**Work task**. Tell me, please, how many lines in the records below include the word "JSON". Give no more than the number.

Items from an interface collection
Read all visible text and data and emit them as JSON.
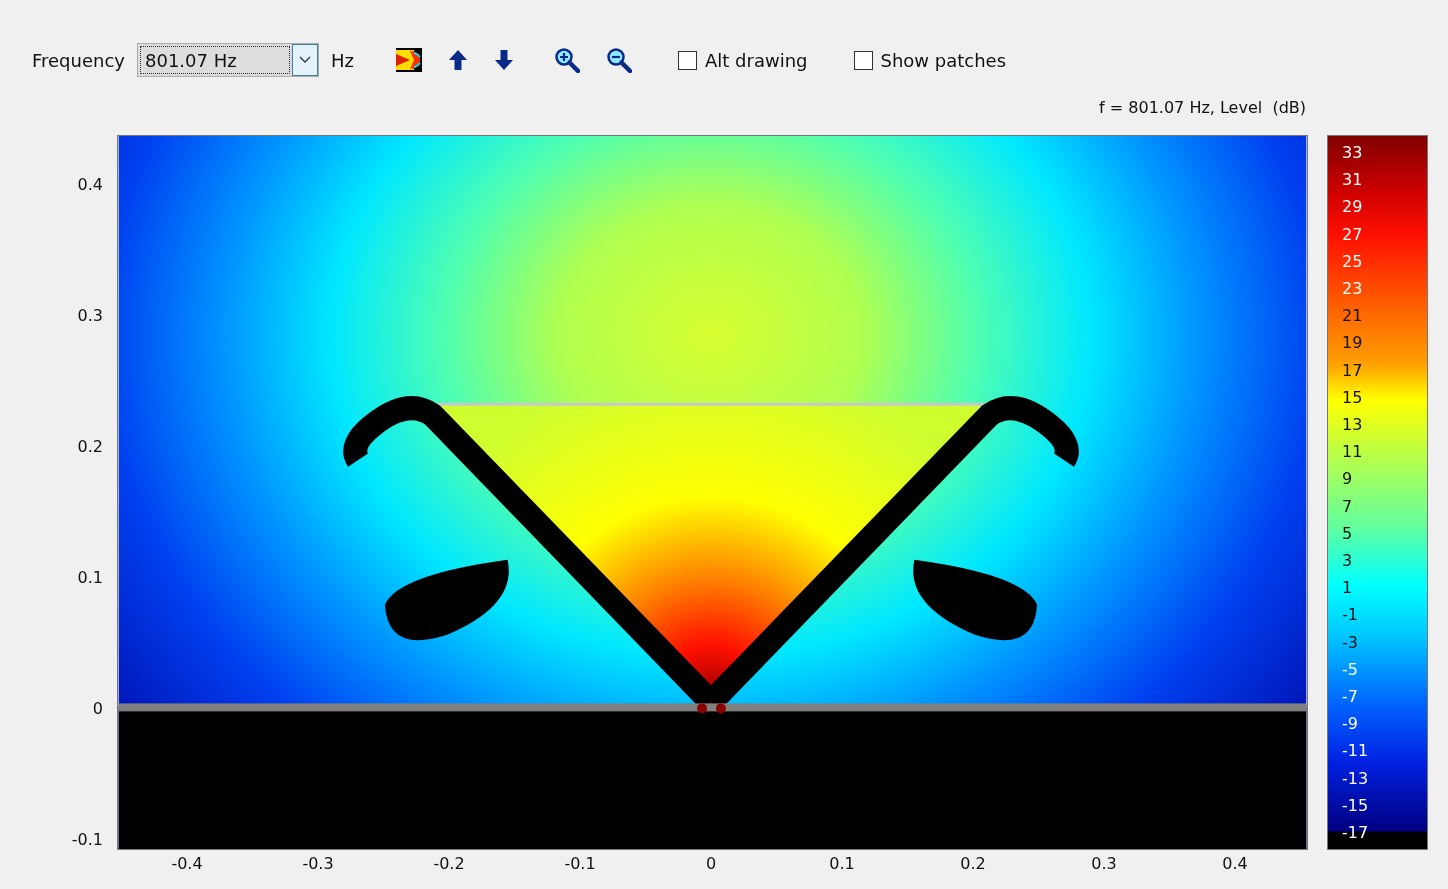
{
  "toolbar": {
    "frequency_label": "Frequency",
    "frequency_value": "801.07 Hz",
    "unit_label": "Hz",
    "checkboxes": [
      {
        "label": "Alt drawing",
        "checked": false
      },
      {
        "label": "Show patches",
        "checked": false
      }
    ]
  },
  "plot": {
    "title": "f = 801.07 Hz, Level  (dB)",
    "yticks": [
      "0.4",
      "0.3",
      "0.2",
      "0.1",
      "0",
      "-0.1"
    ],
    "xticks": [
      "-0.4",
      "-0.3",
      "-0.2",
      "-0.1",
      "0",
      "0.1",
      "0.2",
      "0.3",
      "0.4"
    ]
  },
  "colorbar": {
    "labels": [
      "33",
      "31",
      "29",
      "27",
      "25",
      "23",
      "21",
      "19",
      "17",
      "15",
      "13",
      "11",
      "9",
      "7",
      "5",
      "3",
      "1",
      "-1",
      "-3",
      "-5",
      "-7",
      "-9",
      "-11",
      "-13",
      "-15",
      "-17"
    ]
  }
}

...

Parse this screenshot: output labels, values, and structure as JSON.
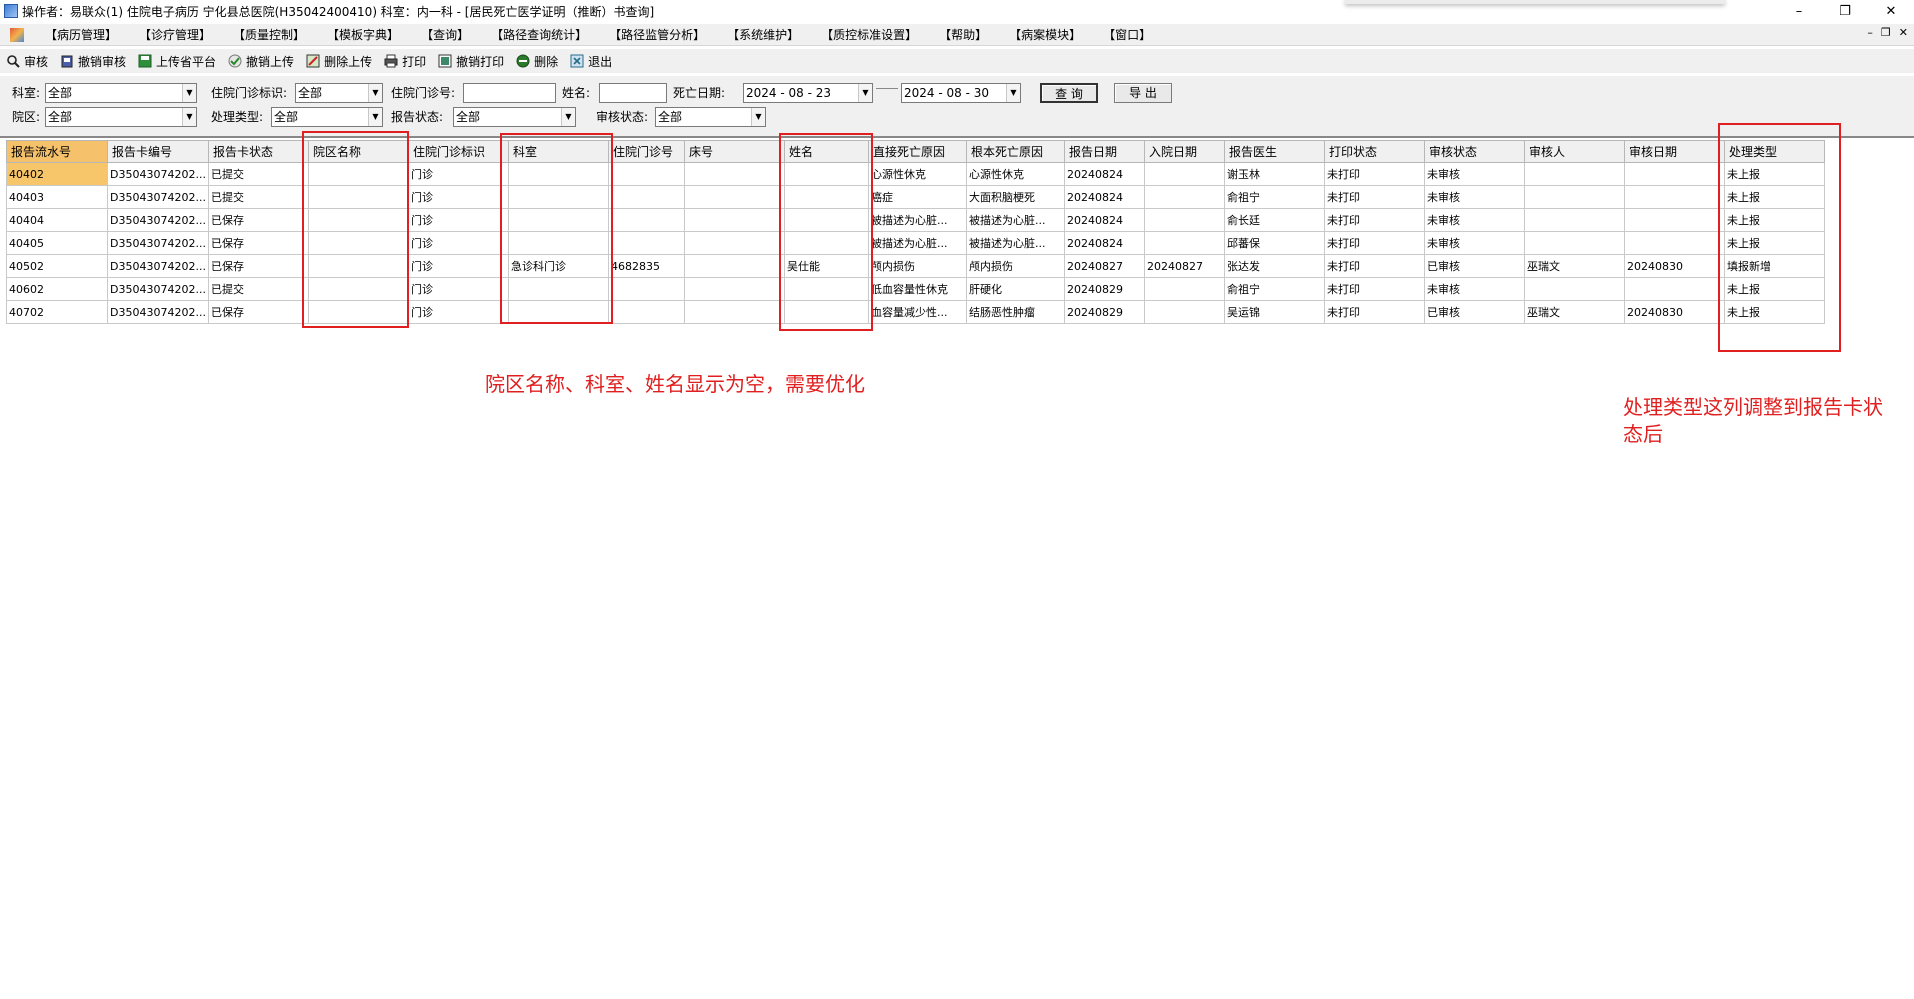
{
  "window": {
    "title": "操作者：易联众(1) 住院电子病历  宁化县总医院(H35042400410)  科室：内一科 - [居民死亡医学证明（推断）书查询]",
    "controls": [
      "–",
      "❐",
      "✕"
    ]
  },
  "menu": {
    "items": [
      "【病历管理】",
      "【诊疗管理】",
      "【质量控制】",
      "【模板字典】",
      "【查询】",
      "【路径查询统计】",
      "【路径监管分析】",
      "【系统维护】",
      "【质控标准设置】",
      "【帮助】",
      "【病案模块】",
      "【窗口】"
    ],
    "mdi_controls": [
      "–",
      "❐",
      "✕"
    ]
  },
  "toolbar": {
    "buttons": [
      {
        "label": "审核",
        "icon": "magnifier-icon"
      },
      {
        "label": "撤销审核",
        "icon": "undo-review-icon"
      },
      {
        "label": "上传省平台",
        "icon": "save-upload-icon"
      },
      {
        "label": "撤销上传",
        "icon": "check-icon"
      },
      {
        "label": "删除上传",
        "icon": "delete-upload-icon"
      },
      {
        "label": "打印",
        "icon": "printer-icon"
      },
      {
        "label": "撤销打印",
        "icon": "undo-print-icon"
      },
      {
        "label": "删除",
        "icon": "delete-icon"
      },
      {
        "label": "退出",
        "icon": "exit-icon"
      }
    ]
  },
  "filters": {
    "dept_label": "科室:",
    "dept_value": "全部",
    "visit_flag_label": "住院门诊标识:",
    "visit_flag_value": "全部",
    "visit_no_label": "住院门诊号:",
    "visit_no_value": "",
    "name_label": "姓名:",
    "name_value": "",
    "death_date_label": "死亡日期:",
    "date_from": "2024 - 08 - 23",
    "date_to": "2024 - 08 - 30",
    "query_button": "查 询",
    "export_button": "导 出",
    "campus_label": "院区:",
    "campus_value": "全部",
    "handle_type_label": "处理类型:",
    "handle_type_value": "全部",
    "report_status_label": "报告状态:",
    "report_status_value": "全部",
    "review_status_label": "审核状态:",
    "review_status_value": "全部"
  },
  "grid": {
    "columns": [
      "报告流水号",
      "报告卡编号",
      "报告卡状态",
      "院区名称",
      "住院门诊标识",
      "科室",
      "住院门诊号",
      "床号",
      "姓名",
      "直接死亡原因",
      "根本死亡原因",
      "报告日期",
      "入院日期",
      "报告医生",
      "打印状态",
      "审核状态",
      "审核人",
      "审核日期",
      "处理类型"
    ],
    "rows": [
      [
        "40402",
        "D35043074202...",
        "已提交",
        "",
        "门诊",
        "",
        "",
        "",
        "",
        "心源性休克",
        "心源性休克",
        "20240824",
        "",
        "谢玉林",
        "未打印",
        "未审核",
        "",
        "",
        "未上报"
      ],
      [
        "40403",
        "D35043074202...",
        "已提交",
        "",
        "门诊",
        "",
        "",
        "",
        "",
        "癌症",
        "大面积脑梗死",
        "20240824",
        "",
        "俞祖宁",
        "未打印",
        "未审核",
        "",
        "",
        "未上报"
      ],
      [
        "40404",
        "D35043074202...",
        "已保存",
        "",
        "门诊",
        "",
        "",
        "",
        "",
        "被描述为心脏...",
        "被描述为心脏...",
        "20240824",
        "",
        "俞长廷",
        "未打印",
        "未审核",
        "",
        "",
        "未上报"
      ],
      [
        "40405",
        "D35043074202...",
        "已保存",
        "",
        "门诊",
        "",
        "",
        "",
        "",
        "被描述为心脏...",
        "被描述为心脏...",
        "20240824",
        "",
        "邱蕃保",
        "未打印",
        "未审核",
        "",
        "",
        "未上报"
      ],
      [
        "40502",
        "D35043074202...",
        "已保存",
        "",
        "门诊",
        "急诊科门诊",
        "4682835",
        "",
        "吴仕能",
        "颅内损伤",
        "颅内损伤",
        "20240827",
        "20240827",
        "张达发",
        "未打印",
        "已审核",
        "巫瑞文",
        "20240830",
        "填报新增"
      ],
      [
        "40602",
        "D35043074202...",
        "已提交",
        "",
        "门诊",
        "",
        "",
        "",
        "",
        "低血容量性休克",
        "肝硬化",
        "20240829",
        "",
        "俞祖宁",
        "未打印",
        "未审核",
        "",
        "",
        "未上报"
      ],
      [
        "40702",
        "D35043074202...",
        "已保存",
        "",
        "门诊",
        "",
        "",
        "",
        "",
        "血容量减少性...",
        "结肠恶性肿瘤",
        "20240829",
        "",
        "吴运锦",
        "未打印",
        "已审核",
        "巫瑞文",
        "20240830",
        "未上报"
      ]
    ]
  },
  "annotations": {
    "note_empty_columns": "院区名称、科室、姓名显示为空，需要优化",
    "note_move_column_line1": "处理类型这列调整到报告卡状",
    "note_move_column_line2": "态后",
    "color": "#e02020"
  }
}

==

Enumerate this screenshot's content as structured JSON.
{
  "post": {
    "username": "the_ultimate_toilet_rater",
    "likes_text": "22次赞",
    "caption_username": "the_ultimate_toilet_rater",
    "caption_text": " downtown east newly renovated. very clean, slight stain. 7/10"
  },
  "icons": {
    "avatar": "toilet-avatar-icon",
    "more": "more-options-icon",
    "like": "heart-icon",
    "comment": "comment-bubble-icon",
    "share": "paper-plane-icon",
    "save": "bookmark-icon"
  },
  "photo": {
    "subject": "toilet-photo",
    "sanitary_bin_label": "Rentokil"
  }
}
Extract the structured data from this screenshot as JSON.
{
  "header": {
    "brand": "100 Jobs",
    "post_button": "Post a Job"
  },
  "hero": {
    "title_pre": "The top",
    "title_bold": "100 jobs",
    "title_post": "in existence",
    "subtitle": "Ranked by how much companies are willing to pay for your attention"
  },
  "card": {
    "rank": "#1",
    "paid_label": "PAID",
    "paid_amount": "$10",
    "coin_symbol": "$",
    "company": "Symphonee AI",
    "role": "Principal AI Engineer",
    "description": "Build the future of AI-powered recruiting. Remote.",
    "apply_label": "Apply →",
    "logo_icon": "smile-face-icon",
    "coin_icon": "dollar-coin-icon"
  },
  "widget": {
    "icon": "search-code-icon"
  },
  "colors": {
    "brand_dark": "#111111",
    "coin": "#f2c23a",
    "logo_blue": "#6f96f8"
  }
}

**Exercise result**. 4